Part of the reason why that budget got to be so large is because the Recovery and Transparency Board hired contractors to write the RFP, who are part of this same culture of enterprise as the people building the software, and thus they asked for a bunch of things they didn't need. Read the original RFP, and you'll see. Ask your favorite web developer if they've ever set up an XML Firewall, or have any experience with "Enterprise Data Cubing."
Regulation is another big issue. Because procurement is such a headache, and often adds between 8 and 18 months just to get a contract in place on top of development time, in the world of technology, this means that government is forced to live a cycle behind on Moore's Law, something I spoke about at Code for America a few weeks ago. We need for procurement rules to change so that government can get better access to people and talent, and so that the gap between what kind of technology people expect and what government can provide (what VanRoekel calls 'the Productivity gap' but I think is more of an expectations gap) starts closing. We have a system designed to prevent fraud, and mitigate failure, and what that does is give government yesterday's technology at tomorrow's prices.

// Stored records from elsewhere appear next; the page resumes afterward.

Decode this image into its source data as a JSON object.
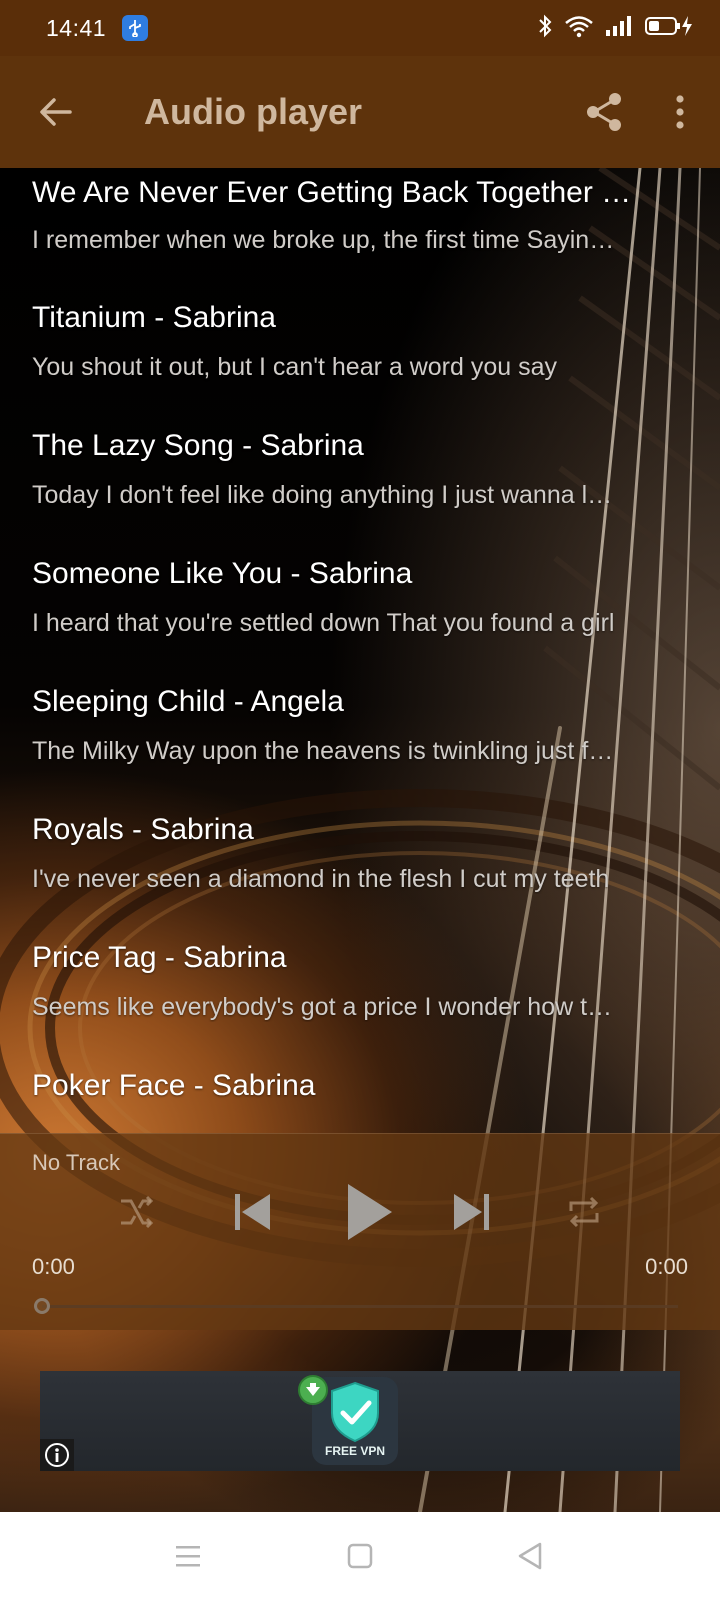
{
  "status_bar": {
    "time": "14:41",
    "icons": [
      "usb-icon",
      "bluetooth-icon",
      "wifi-icon",
      "signal-icon",
      "battery-charging-icon"
    ]
  },
  "app_bar": {
    "title": "Audio player",
    "back_icon": "arrow-left-icon",
    "share_icon": "share-icon",
    "more_icon": "more-vertical-icon",
    "background_color": "#5e330c",
    "title_color": "#cfb79e"
  },
  "songs": [
    {
      "title": "We Are Never Ever Getting Back Together - Sabrina",
      "lyric": "I remember when we broke up, the first time Saying this is it"
    },
    {
      "title": "Titanium - Sabrina",
      "lyric": "You shout it out, but I can't hear a word you say"
    },
    {
      "title": "The Lazy Song - Sabrina",
      "lyric": "Today I don't feel like doing anything I just wanna lay in my bed"
    },
    {
      "title": "Someone Like You - Sabrina",
      "lyric": "I heard that you're settled down That you found a girl"
    },
    {
      "title": "Sleeping Child - Angela",
      "lyric": "The Milky Way upon the heavens is twinkling just for you"
    },
    {
      "title": "Royals - Sabrina",
      "lyric": "I've never seen a diamond in the flesh I cut my teeth"
    },
    {
      "title": "Price Tag - Sabrina",
      "lyric": "Seems like everybody's got a price I wonder how they sleep"
    },
    {
      "title": "Poker Face - Sabrina",
      "lyric": ""
    }
  ],
  "player": {
    "track": "No Track",
    "elapsed": "0:00",
    "duration": "0:00",
    "progress": 0,
    "controls": [
      "shuffle-icon",
      "skip-previous-icon",
      "play-icon",
      "skip-next-icon",
      "repeat-icon"
    ]
  },
  "ad": {
    "text": "FREE VPN",
    "info_icon": "info-icon"
  },
  "nav": {
    "icons": [
      "menu-icon",
      "home-square-icon",
      "back-triangle-icon"
    ]
  }
}
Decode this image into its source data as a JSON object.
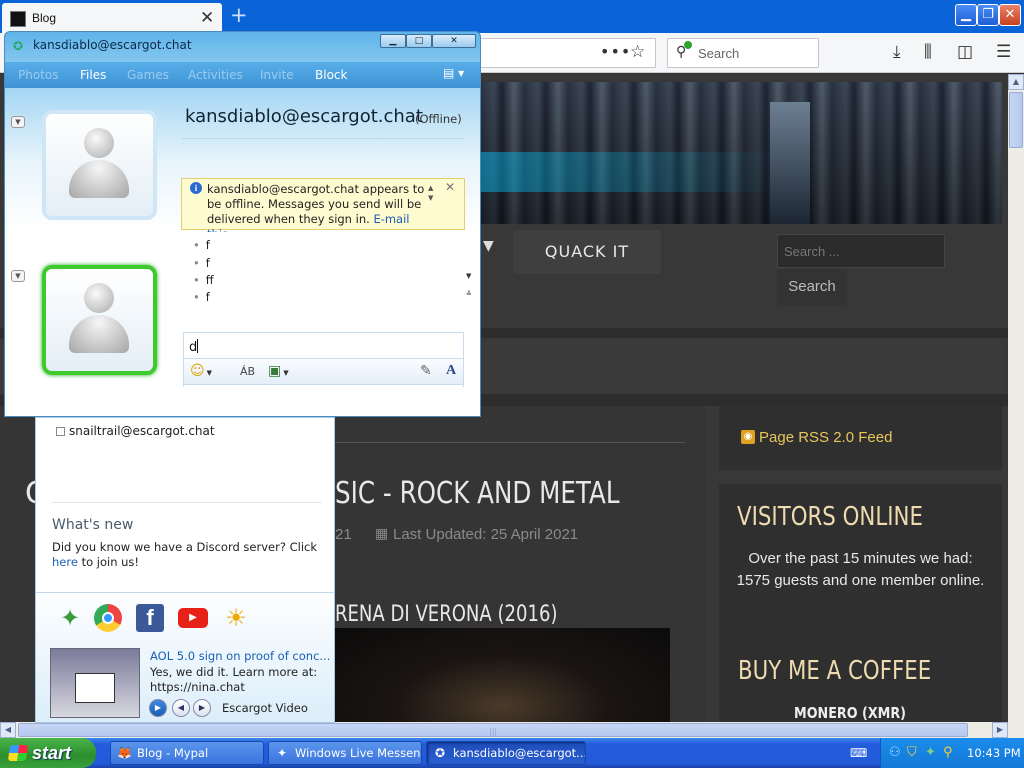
{
  "browser": {
    "tab_title": "Blog",
    "tab_close": "✕",
    "new_tab": "+",
    "search_placeholder": "Search",
    "window_buttons": {
      "minimize": "▁",
      "restore": "❐",
      "close": "✕"
    }
  },
  "page": {
    "menu_dropdown_arrow": "▼",
    "menu_quack": "QUACK IT",
    "site_search_placeholder": "Search ...",
    "site_search_button": "Search",
    "article_title_start": "C",
    "article_title": "SIC - ROCK AND METAL",
    "article_meta_date": "21",
    "article_meta_updated": "Last Updated: 25 April 2021",
    "article_subtitle": "RENA DI VERONA (2016)",
    "rss_label": "Page RSS 2.0 Feed",
    "visitors_title": "VISITORS ONLINE",
    "visitors_text": "Over the past 15 minutes we had: 1575 guests and one member online.",
    "coffee_title": "BUY ME A COFFEE",
    "monero_label": "MONERO (XMR)"
  },
  "messenger": {
    "contact_list": {
      "contact": "snailtrail@escargot.chat",
      "whats_new_title": "What's new",
      "whats_new_text": "Did you know we have a Discord server? Click ",
      "whats_new_link": "here",
      "whats_new_text_end": " to join us!",
      "video_title": "AOL 5.0 sign on proof of conc...",
      "video_desc": "Yes, we did it. Learn more at: https://nina.chat",
      "video_label": "Escargot Video"
    },
    "conversation": {
      "window_title": "kansdiablo@escargot.chat",
      "toolbar": {
        "photos": "Photos",
        "files": "Files",
        "games": "Games",
        "activities": "Activities",
        "invite": "Invite",
        "block": "Block"
      },
      "contact_name": "kansdiablo@escargot.chat",
      "contact_status": "(Offline)",
      "alert_text": "kansdiablo@escargot.chat appears to be offline. Messages you send will be delivered when they sign in. ",
      "alert_link": "E-mail this",
      "messages": [
        "f",
        "f",
        "ff",
        "f"
      ],
      "composer_text": "d"
    }
  },
  "taskbar": {
    "start_label": "start",
    "tasks": [
      {
        "label": "Blog - Mypal",
        "icon": "browser-icon"
      },
      {
        "label": "Windows Live Messen...",
        "icon": "messenger-icon"
      },
      {
        "label": "kansdiablo@escargot....",
        "icon": "conversation-icon"
      }
    ],
    "clock": "10:43 PM"
  },
  "colors": {
    "taskbar_blue": "#245ddc",
    "start_green": "#2b8f2b",
    "messenger_blue": "#5fb4ea",
    "page_dark": "#383838",
    "heading_cream": "#eedcb0",
    "rss_gold": "#e8c65a"
  }
}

A third, and I think often overlooked reason why government cannot think critically about technology is that it does not participate, socially, online in the same way that everybody else does. As I mentioned in my post about tools for brainstorming and dialog if government wants access to expertise, the best way to do that is not to use or develop new systems to get that expertise, but rather to go to where the experts are and ask -- it must stop carving out special places for citizens to participate with government in an official capacity, and start soliciting input and sharing its own expertise where experts are to be found.
All three of these things can be solved without government "behaving more like a startup." Nobody really wants government to behave like a startup -- nobody wants their government to "pivot" or to bet the farm. We certainly don't want it obesessed with it's own margins, and until Marlboro Miles become legal tender, there's a bright line between what government can do and what business can do. We certainly don't want the government to worship sunk costs, and we do want it to be "more agile, like a startup", the fact is: most startups fail.
And more often than not, government cannot afford that luxury. Take the story of USAJobs.gov. Government did the thing that I've been hoping they'd do for a long time -- they stopped relying on contractors, got some developers and developed their own software in-house. It ought to be that USAJobs.gov can launcha minimum viable product and iterate, but instead what happened was, the website launched with some bugs and Congress flipped out. Congress isn't requesting iteration, they're requesting heads on platters. The final step and the most difficult one is to change the expectations of the public and, frankly, of Congress. Government can't innovate unless there is less political outrage in failure.
Government's best moments of innovation were when government leveraged its strengths of being government, and used those resources and its patience in order to innovate. So I think it's time we moved beyond this simple "government should act more like a startup" idea. We need to admit to ourselves that that notion isn't pragmatic: the economic incentives aren't right, and the cost of failure is too high. Government need not be a startup in order to innovate. Instead, let's focus on what the actual barriers to innovation and change them.